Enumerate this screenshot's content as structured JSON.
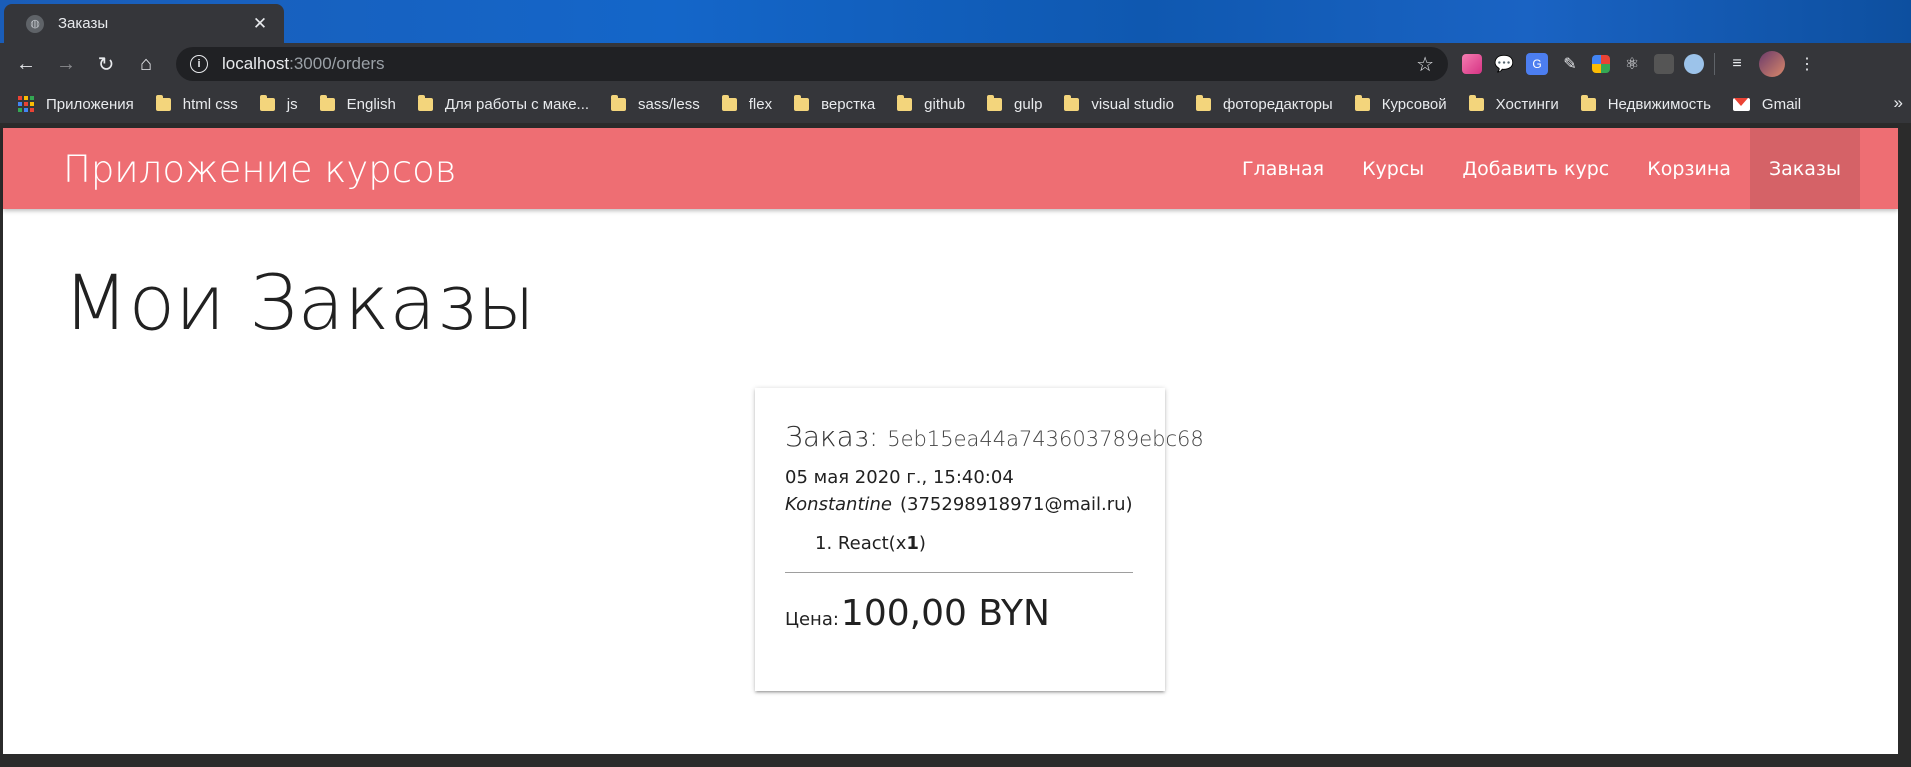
{
  "tab": {
    "title": "Заказы",
    "close": "✕"
  },
  "address": {
    "host": "localhost",
    "path": ":3000/orders"
  },
  "bookmarks": [
    "Приложения",
    "html css",
    "js",
    "English",
    "Для работы с маке...",
    "sass/less",
    "flex",
    "верстка",
    "github",
    "gulp",
    "visual studio",
    "фоторедакторы",
    "Курсовой",
    "Хостинги",
    "Недвижимость",
    "Gmail"
  ],
  "navbar": {
    "brand": "Приложение курсов",
    "links": [
      "Главная",
      "Курсы",
      "Добавить курс",
      "Корзина",
      "Заказы"
    ],
    "active": "Заказы"
  },
  "page": {
    "title": "Мои Заказы"
  },
  "order": {
    "label": "Заказ:",
    "id": "5eb15ea44a743603789ebc68",
    "date": "05 мая 2020 г., 15:40:04",
    "user_name": "Konstantine",
    "user_email": "(375298918971@mail.ru)",
    "items": [
      {
        "index": "1.",
        "name": "React(x",
        "qty": "1",
        "close": ")"
      }
    ],
    "price_label": "Цена:",
    "price_value": "100,00 BYN"
  },
  "colors": {
    "navbar": "#ee6e73",
    "tabstrip": "#1466c9"
  },
  "icons": [
    "back-arrow-icon",
    "forward-arrow-icon",
    "reload-icon",
    "home-icon",
    "info-icon",
    "star-icon",
    "folder-icon",
    "apps-icon",
    "gmail-icon"
  ]
}
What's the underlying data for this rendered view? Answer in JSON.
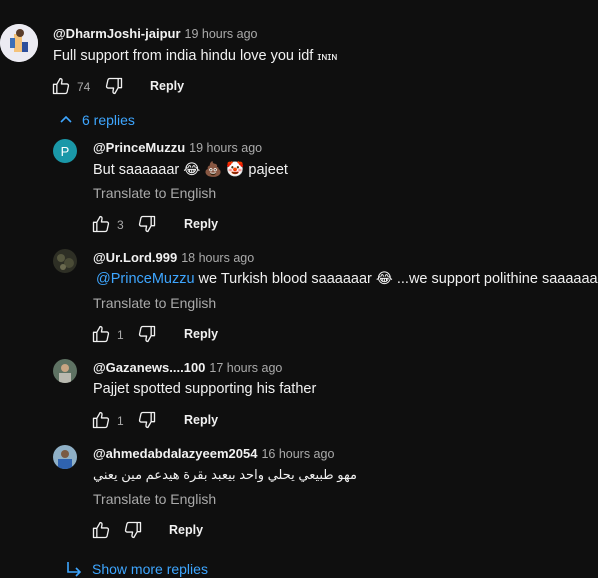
{
  "top_comment": {
    "handle": "@DharmJoshi-jaipur",
    "time": "19 hours ago",
    "text": "Full support from india hindu love you idf",
    "text_suffix": "ɪɴɪɴ",
    "likes": "74",
    "reply_label": "Reply"
  },
  "replies_toggle": "6 replies",
  "replies": [
    {
      "handle": "@PrinceMuzzu",
      "time": "19 hours ago",
      "avatar_letter": "P",
      "text": "But saaaaaar 😂 💩 🤡 pajeet",
      "translate": "Translate to English",
      "likes": "3",
      "reply_label": "Reply"
    },
    {
      "handle": "@Ur.Lord.999",
      "time": "18 hours ago",
      "mention": "@PrinceMuzzu",
      "text": " we Turkish blood saaaaaar 😂 ...we support polithine saaaaaar",
      "translate": "Translate to English",
      "likes": "1",
      "reply_label": "Reply"
    },
    {
      "handle": "@Gazanews....100",
      "time": "17 hours ago",
      "text": "Pajjet spotted supporting his father",
      "likes": "1",
      "reply_label": "Reply"
    },
    {
      "handle": "@ahmedabdalazyeem2054",
      "time": "16 hours ago",
      "text": "مهو طبيعي يحلي واحد بيعبد بقرة هيدعم مين يعني",
      "translate": "Translate to English",
      "likes": "",
      "reply_label": "Reply"
    }
  ],
  "show_more": "Show more replies",
  "colors": {
    "background": "#0f0f0f",
    "link": "#3ea6ff",
    "muted": "#aaaaaa",
    "avatar_p": "#1a98a8"
  },
  "icons": [
    "thumbs-up-icon",
    "thumbs-down-icon",
    "chevron-up-icon",
    "reply-arrow-icon"
  ]
}
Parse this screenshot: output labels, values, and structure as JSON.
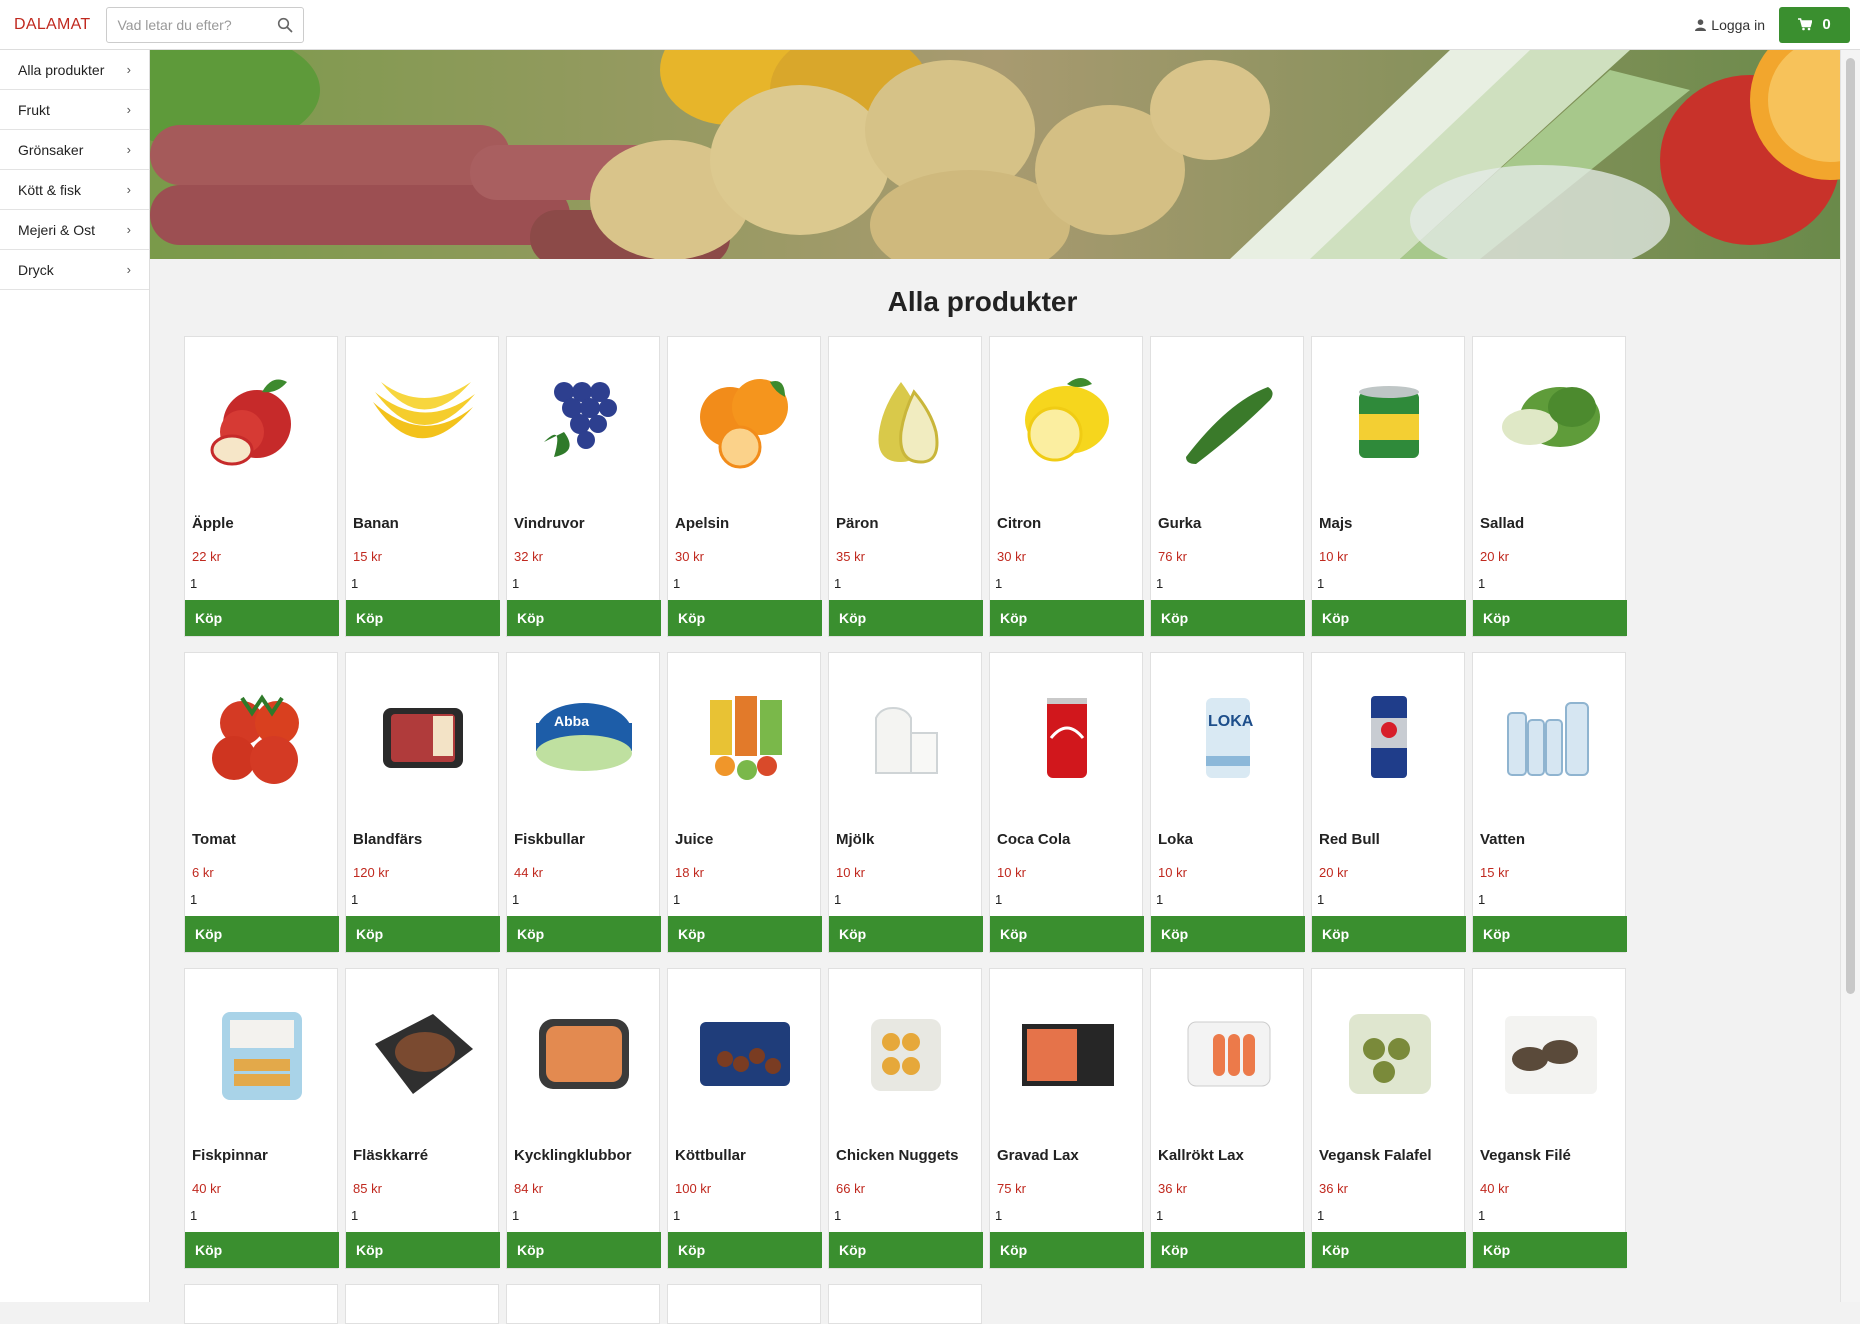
{
  "topbar": {
    "brand": "DALAMAT",
    "search_placeholder": "Vad letar du efter?",
    "login_label": "Logga in",
    "cart_count": "0"
  },
  "sidebar": {
    "items": [
      {
        "label": "Alla produkter"
      },
      {
        "label": "Frukt"
      },
      {
        "label": "Grönsaker"
      },
      {
        "label": "Kött & fisk"
      },
      {
        "label": "Mejeri & Ost"
      },
      {
        "label": "Dryck"
      }
    ]
  },
  "main": {
    "title": "Alla produkter",
    "buy_label": "Köp",
    "products": [
      {
        "name": "Äpple",
        "price": "22 kr",
        "qty": "1",
        "icon": "apple-icon"
      },
      {
        "name": "Banan",
        "price": "15 kr",
        "qty": "1",
        "icon": "banana-icon"
      },
      {
        "name": "Vindruvor",
        "price": "32 kr",
        "qty": "1",
        "icon": "grapes-icon"
      },
      {
        "name": "Apelsin",
        "price": "30 kr",
        "qty": "1",
        "icon": "orange-icon"
      },
      {
        "name": "Päron",
        "price": "35 kr",
        "qty": "1",
        "icon": "pear-icon"
      },
      {
        "name": "Citron",
        "price": "30 kr",
        "qty": "1",
        "icon": "lemon-icon"
      },
      {
        "name": "Gurka",
        "price": "76 kr",
        "qty": "1",
        "icon": "cucumber-icon"
      },
      {
        "name": "Majs",
        "price": "10 kr",
        "qty": "1",
        "icon": "corn-can-icon"
      },
      {
        "name": "Sallad",
        "price": "20 kr",
        "qty": "1",
        "icon": "lettuce-icon"
      },
      {
        "name": "Tomat",
        "price": "6 kr",
        "qty": "1",
        "icon": "tomato-icon"
      },
      {
        "name": "Blandfärs",
        "price": "120 kr",
        "qty": "1",
        "icon": "minced-meat-icon"
      },
      {
        "name": "Fiskbullar",
        "price": "44 kr",
        "qty": "1",
        "icon": "fish-ball-can-icon"
      },
      {
        "name": "Juice",
        "price": "18 kr",
        "qty": "1",
        "icon": "juice-icon"
      },
      {
        "name": "Mjölk",
        "price": "10 kr",
        "qty": "1",
        "icon": "milk-icon"
      },
      {
        "name": "Coca Cola",
        "price": "10 kr",
        "qty": "1",
        "icon": "cola-can-icon"
      },
      {
        "name": "Loka",
        "price": "10 kr",
        "qty": "1",
        "icon": "loka-can-icon"
      },
      {
        "name": "Red Bull",
        "price": "20 kr",
        "qty": "1",
        "icon": "redbull-can-icon"
      },
      {
        "name": "Vatten",
        "price": "15 kr",
        "qty": "1",
        "icon": "water-bottles-icon"
      },
      {
        "name": "Fiskpinnar",
        "price": "40 kr",
        "qty": "1",
        "icon": "fish-sticks-icon"
      },
      {
        "name": "Fläskkarré",
        "price": "85 kr",
        "qty": "1",
        "icon": "pork-icon"
      },
      {
        "name": "Kycklingklubbor",
        "price": "84 kr",
        "qty": "1",
        "icon": "chicken-drumsticks-icon"
      },
      {
        "name": "Köttbullar",
        "price": "100 kr",
        "qty": "1",
        "icon": "meatballs-icon"
      },
      {
        "name": "Chicken Nuggets",
        "price": "66 kr",
        "qty": "1",
        "icon": "nuggets-icon"
      },
      {
        "name": "Gravad Lax",
        "price": "75 kr",
        "qty": "1",
        "icon": "gravad-lax-icon"
      },
      {
        "name": "Kallrökt Lax",
        "price": "36 kr",
        "qty": "1",
        "icon": "smoked-salmon-icon"
      },
      {
        "name": "Vegansk Falafel",
        "price": "36 kr",
        "qty": "1",
        "icon": "falafel-icon"
      },
      {
        "name": "Vegansk Filé",
        "price": "40 kr",
        "qty": "1",
        "icon": "vegan-fillet-icon"
      }
    ]
  },
  "colors": {
    "brand": "#c0291f",
    "price": "#c0291f",
    "buy_button": "#3a8f2f",
    "cart_button": "#3a8f2f"
  }
}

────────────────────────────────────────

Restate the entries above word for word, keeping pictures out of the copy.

# Answer area
Enumerate this screenshot's content as structured JSON.
{
  "tab": {
    "title": "Заказы",
    "close": "✕"
  },
  "address": {
    "host": "localhost",
    "path": ":3000/orders"
  },
  "bookmarks": [
    "Приложения",
    "html css",
    "js",
    "English",
    "Для работы с маке...",
    "sass/less",
    "flex",
    "верстка",
    "github",
    "gulp",
    "visual studio",
    "фоторедакторы",
    "Курсовой",
    "Хостинги",
    "Недвижимость",
    "Gmail"
  ],
  "navbar": {
    "brand": "Приложение курсов",
    "links": [
      "Главная",
      "Курсы",
      "Добавить курс",
      "Корзина",
      "Заказы"
    ],
    "active": "Заказы"
  },
  "page": {
    "title": "Мои Заказы"
  },
  "order": {
    "label": "Заказ:",
    "id": "5eb15ea44a743603789ebc68",
    "date": "05 мая 2020 г., 15:40:04",
    "user_name": "Konstantine",
    "user_email": "(375298918971@mail.ru)",
    "items": [
      {
        "index": "1.",
        "name": "React(x",
        "qty": "1",
        "close": ")"
      }
    ],
    "price_label": "Цена:",
    "price_value": "100,00 BYN"
  },
  "colors": {
    "navbar": "#ee6e73",
    "tabstrip": "#1466c9"
  },
  "icons": [
    "back-arrow-icon",
    "forward-arrow-icon",
    "reload-icon",
    "home-icon",
    "info-icon",
    "star-icon",
    "folder-icon",
    "apps-icon",
    "gmail-icon"
  ]
}
What's the underlying data for this rendered view? Answer in JSON.
{
  "top_comment": {
    "handle": "@DharmJoshi-jaipur",
    "time": "19 hours ago",
    "text": "Full support from india hindu love you idf",
    "text_suffix": "ɪɴɪɴ",
    "likes": "74",
    "reply_label": "Reply"
  },
  "replies_toggle": "6 replies",
  "replies": [
    {
      "handle": "@PrinceMuzzu",
      "time": "19 hours ago",
      "avatar_letter": "P",
      "text": "But saaaaaar 😂 💩 🤡 pajeet",
      "translate": "Translate to English",
      "likes": "3",
      "reply_label": "Reply"
    },
    {
      "handle": "@Ur.Lord.999",
      "time": "18 hours ago",
      "mention": "@PrinceMuzzu",
      "text": " we Turkish blood saaaaaar 😂 ...we support polithine saaaaaar",
      "translate": "Translate to English",
      "likes": "1",
      "reply_label": "Reply"
    },
    {
      "handle": "@Gazanews....100",
      "time": "17 hours ago",
      "text": "Pajjet spotted supporting his father",
      "likes": "1",
      "reply_label": "Reply"
    },
    {
      "handle": "@ahmedabdalazyeem2054",
      "time": "16 hours ago",
      "text": "مهو طبيعي يحلي واحد بيعبد بقرة هيدعم مين يعني",
      "translate": "Translate to English",
      "likes": "",
      "reply_label": "Reply"
    }
  ],
  "show_more": "Show more replies",
  "colors": {
    "background": "#0f0f0f",
    "link": "#3ea6ff",
    "muted": "#aaaaaa",
    "avatar_p": "#1a98a8"
  },
  "icons": [
    "thumbs-up-icon",
    "thumbs-down-icon",
    "chevron-up-icon",
    "reply-arrow-icon"
  ]
}
Parse this screenshot: output labels, values, and structure as JSON.
{
  "topbar": {
    "brand": "DALAMAT",
    "search_placeholder": "Vad letar du efter?",
    "login_label": "Logga in",
    "cart_count": "0"
  },
  "sidebar": {
    "items": [
      {
        "label": "Alla produkter"
      },
      {
        "label": "Frukt"
      },
      {
        "label": "Grönsaker"
      },
      {
        "label": "Kött & fisk"
      },
      {
        "label": "Mejeri & Ost"
      },
      {
        "label": "Dryck"
      }
    ]
  },
  "main": {
    "title": "Alla produkter",
    "buy_label": "Köp",
    "products": [
      {
        "name": "Äpple",
        "price": "22 kr",
        "qty": "1",
        "icon": "apple-icon"
      },
      {
        "name": "Banan",
        "price": "15 kr",
        "qty": "1",
        "icon": "banana-icon"
      },
      {
        "name": "Vindruvor",
        "price": "32 kr",
        "qty": "1",
        "icon": "grapes-icon"
      },
      {
        "name": "Apelsin",
        "price": "30 kr",
        "qty": "1",
        "icon": "orange-icon"
      },
      {
        "name": "Päron",
        "price": "35 kr",
        "qty": "1",
        "icon": "pear-icon"
      },
      {
        "name": "Citron",
        "price": "30 kr",
        "qty": "1",
        "icon": "lemon-icon"
      },
      {
        "name": "Gurka",
        "price": "76 kr",
        "qty": "1",
        "icon": "cucumber-icon"
      },
      {
        "name": "Majs",
        "price": "10 kr",
        "qty": "1",
        "icon": "corn-can-icon"
      },
      {
        "name": "Sallad",
        "price": "20 kr",
        "qty": "1",
        "icon": "lettuce-icon"
      },
      {
        "name": "Tomat",
        "price": "6 kr",
        "qty": "1",
        "icon": "tomato-icon"
      },
      {
        "name": "Blandfärs",
        "price": "120 kr",
        "qty": "1",
        "icon": "minced-meat-icon"
      },
      {
        "name": "Fiskbullar",
        "price": "44 kr",
        "qty": "1",
        "icon": "fish-ball-can-icon"
      },
      {
        "name": "Juice",
        "price": "18 kr",
        "qty": "1",
        "icon": "juice-icon"
      },
      {
        "name": "Mjölk",
        "price": "10 kr",
        "qty": "1",
        "icon": "milk-icon"
      },
      {
        "name": "Coca Cola",
        "price": "10 kr",
        "qty": "1",
        "icon": "cola-can-icon"
      },
      {
        "name": "Loka",
        "price": "10 kr",
        "qty": "1",
        "icon": "loka-can-icon"
      },
      {
        "name": "Red Bull",
        "price": "20 kr",
        "qty": "1",
        "icon": "redbull-can-icon"
      },
      {
        "name": "Vatten",
        "price": "15 kr",
        "qty": "1",
        "icon": "water-bottles-icon"
      },
      {
        "name": "Fiskpinnar",
        "price": "40 kr",
        "qty": "1",
        "icon": "fish-sticks-icon"
      },
      {
        "name": "Fläskkarré",
        "price": "85 kr",
        "qty": "1",
        "icon": "pork-icon"
      },
      {
        "name": "Kycklingklubbor",
        "price": "84 kr",
        "qty": "1",
        "icon": "chicken-drumsticks-icon"
      },
      {
        "name": "Köttbullar",
        "price": "100 kr",
        "qty": "1",
        "icon": "meatballs-icon"
      },
      {
        "name": "Chicken Nuggets",
        "price": "66 kr",
        "qty": "1",
        "icon": "nuggets-icon"
      },
      {
        "name": "Gravad Lax",
        "price": "75 kr",
        "qty": "1",
        "icon": "gravad-lax-icon"
      },
      {
        "name": "Kallrökt Lax",
        "price": "36 kr",
        "qty": "1",
        "icon": "smoked-salmon-icon"
      },
      {
        "name": "Vegansk Falafel",
        "price": "36 kr",
        "qty": "1",
        "icon": "falafel-icon"
      },
      {
        "name": "Vegansk Filé",
        "price": "40 kr",
        "qty": "1",
        "icon": "vegan-fillet-icon"
      }
    ]
  },
  "colors": {
    "brand": "#c0291f",
    "price": "#c0291f",
    "buy_button": "#3a8f2f",
    "cart_button": "#3a8f2f"
  }
}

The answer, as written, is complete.